■ **Goal of the exercise**:
What you return must be every line below that includes the word "برداری".

Records supplied Start Marker

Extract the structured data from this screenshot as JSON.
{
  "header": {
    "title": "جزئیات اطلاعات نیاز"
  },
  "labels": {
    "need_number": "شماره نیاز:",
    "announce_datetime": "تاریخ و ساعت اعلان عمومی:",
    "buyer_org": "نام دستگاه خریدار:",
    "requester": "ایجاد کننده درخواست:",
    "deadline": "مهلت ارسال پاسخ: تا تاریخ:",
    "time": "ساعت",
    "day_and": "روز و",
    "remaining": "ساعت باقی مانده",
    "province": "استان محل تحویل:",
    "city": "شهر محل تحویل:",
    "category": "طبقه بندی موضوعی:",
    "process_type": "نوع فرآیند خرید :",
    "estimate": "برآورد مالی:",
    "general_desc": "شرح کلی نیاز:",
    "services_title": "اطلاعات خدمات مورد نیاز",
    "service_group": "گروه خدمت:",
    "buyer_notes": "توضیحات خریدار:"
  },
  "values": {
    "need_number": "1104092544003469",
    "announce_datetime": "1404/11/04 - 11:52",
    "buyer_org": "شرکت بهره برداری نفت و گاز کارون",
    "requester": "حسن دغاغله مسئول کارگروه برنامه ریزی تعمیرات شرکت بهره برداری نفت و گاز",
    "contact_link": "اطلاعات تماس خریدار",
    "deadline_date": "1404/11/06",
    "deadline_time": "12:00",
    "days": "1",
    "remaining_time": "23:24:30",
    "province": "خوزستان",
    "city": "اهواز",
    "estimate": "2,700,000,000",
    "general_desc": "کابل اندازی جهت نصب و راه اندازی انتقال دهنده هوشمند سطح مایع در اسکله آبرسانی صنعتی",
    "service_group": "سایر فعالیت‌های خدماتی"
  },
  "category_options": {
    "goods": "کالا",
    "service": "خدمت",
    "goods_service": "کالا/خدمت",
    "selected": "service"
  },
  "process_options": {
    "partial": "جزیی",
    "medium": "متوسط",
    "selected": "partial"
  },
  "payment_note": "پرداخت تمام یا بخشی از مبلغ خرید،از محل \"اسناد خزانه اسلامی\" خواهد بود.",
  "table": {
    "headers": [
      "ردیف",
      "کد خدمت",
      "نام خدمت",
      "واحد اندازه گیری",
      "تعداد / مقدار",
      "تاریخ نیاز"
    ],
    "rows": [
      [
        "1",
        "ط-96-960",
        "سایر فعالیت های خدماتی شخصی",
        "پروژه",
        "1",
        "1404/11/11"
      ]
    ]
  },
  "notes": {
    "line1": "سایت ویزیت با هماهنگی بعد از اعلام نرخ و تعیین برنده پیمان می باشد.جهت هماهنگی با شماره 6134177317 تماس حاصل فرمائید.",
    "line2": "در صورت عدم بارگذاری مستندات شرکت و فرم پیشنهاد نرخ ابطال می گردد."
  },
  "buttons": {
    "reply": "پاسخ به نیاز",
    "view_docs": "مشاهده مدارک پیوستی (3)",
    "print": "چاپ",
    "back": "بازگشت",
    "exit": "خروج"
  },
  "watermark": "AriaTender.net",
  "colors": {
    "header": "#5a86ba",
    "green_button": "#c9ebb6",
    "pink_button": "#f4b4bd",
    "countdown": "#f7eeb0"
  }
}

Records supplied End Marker
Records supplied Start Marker

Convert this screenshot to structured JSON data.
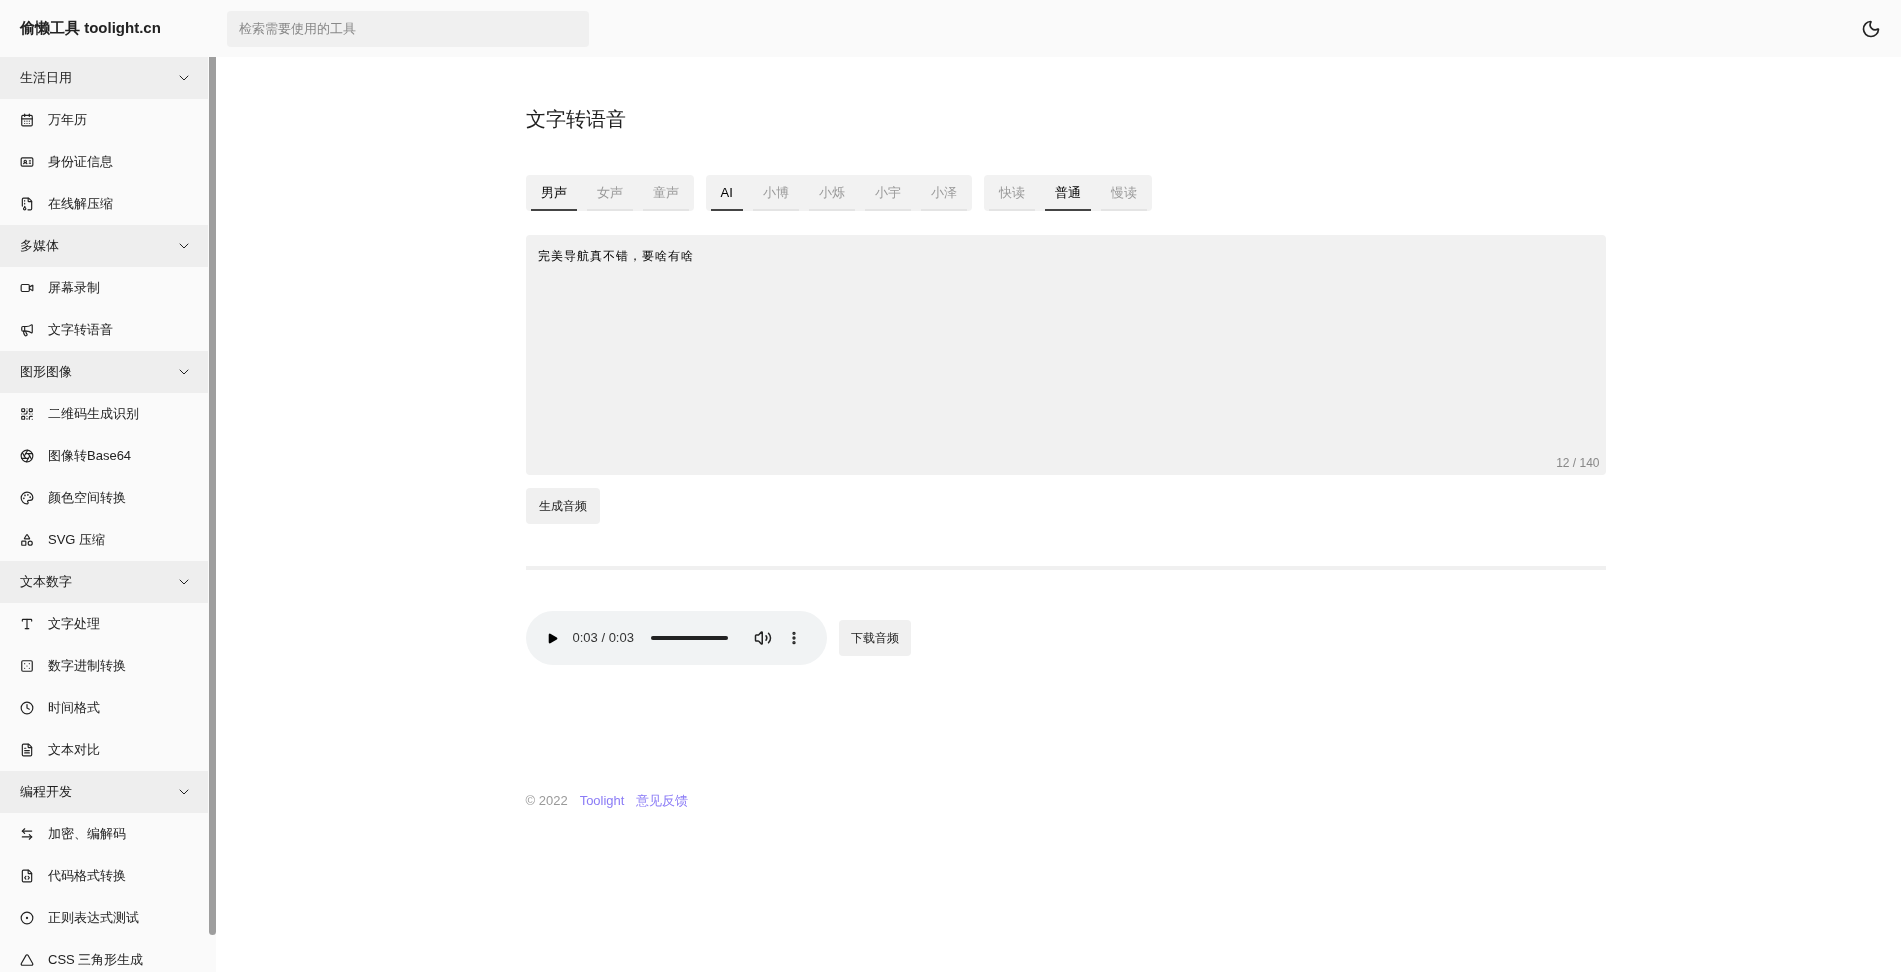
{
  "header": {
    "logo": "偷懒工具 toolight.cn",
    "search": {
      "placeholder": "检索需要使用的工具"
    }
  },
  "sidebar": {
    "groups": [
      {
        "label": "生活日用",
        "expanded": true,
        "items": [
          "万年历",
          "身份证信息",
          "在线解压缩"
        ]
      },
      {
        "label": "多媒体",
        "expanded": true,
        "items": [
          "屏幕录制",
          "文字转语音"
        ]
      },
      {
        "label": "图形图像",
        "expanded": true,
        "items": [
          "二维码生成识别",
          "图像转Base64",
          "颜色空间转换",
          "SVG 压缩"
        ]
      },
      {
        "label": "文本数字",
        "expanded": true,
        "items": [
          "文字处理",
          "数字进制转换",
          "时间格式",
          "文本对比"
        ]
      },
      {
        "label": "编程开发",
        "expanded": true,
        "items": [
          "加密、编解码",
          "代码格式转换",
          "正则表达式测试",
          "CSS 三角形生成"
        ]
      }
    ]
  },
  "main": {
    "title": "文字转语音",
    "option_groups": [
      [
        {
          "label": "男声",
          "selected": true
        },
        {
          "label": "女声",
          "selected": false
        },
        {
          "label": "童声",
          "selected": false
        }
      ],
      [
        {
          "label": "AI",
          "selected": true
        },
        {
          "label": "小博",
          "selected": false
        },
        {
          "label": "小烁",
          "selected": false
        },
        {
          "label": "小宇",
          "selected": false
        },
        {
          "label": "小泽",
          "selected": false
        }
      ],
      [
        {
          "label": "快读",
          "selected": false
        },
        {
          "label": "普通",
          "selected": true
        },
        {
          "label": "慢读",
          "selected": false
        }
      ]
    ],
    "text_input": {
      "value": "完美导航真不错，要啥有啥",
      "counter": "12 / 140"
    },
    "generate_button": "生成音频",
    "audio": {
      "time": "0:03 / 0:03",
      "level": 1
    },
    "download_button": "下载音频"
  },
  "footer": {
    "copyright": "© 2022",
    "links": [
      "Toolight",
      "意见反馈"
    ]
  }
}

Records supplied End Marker

■ **Solution**:
    "buyer_org": "شرکت بهره برداری نفت و گاز کارون",
    "requester": "حسن دغاغله مسئول کارگروه برنامه ریزی تعمیرات شرکت بهره برداری نفت و گاز",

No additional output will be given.